Viewing the 2016 Mercedes-AMG GT S for the first time, and all subsequent times, I was bowled over by its smooth, almost retro-50's GT styling. Whenever I hit the ignition, I got a warm fuzzy feeling as the engine roared to life with a sound that would make the king of the jungle hide behind his lionesses. And driving it, the Mercedes-AMG GT S proved one of the stiffest cars I've ever piloted.
If you're thinking I misspelled this car's name, you would be wrong, as in recent years Mercedes-Benz seems to have gotten bored with its existing model nomenclature. Instead of Mercedes-Benz's performance division adding its three-letter acronym to existing model names, such as the Mercedes-Benz CLS63 AMG, the division gets its own distinct sub-brand, as in Mercedes-AMG. No Karl Benz to be found.
The GT S also takes up where the Mercedes-Benz SLS AMG left off, coming out as a powerful track-ready two-seater and a halo performance car. However, where the SLS AMG's base price came to $200k, the 2016 Mercedes-AMG GT S goes for a base price of $130,825 in the US, while the Mercedes-AMG GT runs £97,200 in the UK and AU$314,136 in Australia. The model I drove came with a few performance and driver assistance options, bumping the total to $139,880, which strangely seems like a bargain compared to the SLS.
To achieve its performance goals, Mercedes-AMG designed a new engine for the GT S, a 4-liter V-8 with two compact turbochargers mounted between the banks of cylinders compressing air to 17.4 psi. At 503 horsepower and 479 pound-feet of torque, the output is balanced and gets this 3,695 pound car to 60 mph in 3.7 seconds.
For balance, the GT S gets a seven-speed dual clutch transaxle, that's mounted at the rear axle, rather than a traditional front-mount transmission. The driver selector sits way back on the console, not a good ergonomic position, but you only use it when selecting drive, reverse or neutral. You can let it shift by itself, which it handles very well, or use paddle shifters to enact your own lightning-fast gear changes.

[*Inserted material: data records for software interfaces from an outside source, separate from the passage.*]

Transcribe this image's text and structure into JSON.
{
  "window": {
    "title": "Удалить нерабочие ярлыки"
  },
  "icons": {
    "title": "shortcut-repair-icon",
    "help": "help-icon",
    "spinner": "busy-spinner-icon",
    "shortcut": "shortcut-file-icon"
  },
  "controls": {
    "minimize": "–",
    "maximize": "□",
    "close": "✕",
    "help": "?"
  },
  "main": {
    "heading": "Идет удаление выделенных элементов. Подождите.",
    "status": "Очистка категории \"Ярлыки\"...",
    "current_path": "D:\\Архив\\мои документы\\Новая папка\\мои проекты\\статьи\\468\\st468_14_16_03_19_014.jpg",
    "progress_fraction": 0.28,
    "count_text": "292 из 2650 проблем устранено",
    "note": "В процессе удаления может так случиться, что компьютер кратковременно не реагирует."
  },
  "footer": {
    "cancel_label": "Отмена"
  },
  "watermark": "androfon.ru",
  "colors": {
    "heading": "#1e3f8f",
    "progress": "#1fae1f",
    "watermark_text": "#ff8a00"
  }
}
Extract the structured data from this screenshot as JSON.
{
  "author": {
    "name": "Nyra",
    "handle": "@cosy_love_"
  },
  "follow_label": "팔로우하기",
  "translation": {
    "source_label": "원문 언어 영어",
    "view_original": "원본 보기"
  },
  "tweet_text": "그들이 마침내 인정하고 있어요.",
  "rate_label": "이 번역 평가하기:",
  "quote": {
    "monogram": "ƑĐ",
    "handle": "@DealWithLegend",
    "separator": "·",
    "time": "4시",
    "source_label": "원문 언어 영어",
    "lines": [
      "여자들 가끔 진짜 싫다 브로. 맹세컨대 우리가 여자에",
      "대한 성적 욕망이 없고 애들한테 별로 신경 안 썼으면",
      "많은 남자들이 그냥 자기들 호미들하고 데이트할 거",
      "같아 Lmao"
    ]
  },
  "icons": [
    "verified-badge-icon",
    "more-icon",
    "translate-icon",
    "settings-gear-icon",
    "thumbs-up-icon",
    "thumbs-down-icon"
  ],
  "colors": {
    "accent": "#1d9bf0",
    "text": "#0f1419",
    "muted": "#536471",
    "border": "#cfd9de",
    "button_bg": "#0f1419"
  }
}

In either Sport or Sport Plus modes, selected with a dial on the console, this car showed little in the way of limits on twisty mountain roads. Again and again, its powerful engine and responsive throttle tempted me to push it hard in the turns. And each time, that stiff body combined with an adaptive suspension and 20-inch wheels at the rear (19s in front), held the road perfectly, exhibiting no sway. With reckless effort I achieved a little controlled rear-end slide, but on public roads I wouldn't advise it.
Controlling my speed was a delight, either stepping into the throttle and blasting the car forward with neck-snapping acceleration or getting on the brakes, which afforded excellent modulation, letting me shave off however much speed I desired. In the two sport modes, the engine speed held around 4,000 rpm, making for immediate and delicate response on the throttle.
One oddity was in the steering feel. Instead of a similar hard response from wheel to steering rack, the GT S existed a slightly soft edge, just a tiny bit of unexpected lag. It seemed like the steering was tuned for a weekend in the country while everything else was set for the track.
And speaking of the track, CNET editor Jon Wong drove the GT S at Mazda Raceway Laguna Seca. Here's what he had to say: "In sport-plus mode, the automatic shift programming is really good for a lap, but manually choosing gears with the paddles delivers instant response to shift commands. All the horsepower from the twin-turbocharged V-8 is comfortably manageable, pushing the GT S quickly out of corners and rapidly down straights with no turbo lag and strangely no whirls or whooshes from the turbos.
"Through turns, the staggered Michelin Pilot Super Sport tires and adaptive suspension keep the GT S planted with high grip levels letting you place the car where you want. Steering feel is hefty and communicative letting you know when the front tires are approaching their limits. For those who want an even more interesting track experience, select the car's race mode to loosen up the stability program unlocking more slip angle in corners, but also still leaving a safety net in case you really get in over your head."
Setting the drive mode to Comfort doesn't exactly mitigate the GT S' stiffness. As I drove city streets I could feel every nuance of the pavement, including the rougher bits, and concluded I wouldn't want to drive this car to work every day. However, the engine and transmission combination remains manageable even at low speeds. Taking off from stops in 25 mph zones, I had no fears that I would suddenly find myself hitting 70 mph without realizing it.
Despite the stiff ride, Mercedes-AMG tries to make the GT S more palatable for daily driving. Helping the fuel economy, rated at 16 mpg city and 22 mpg highway, the car incorporates an idle-stop feature, shutting down the engine at stop signs and lights. Idle-stop brought the engine back to life rapidly enough to not interfere with my desire to go, but the loud V-8 makes it very noticeable, especially if when edging forward car-by-car in slow city traffic.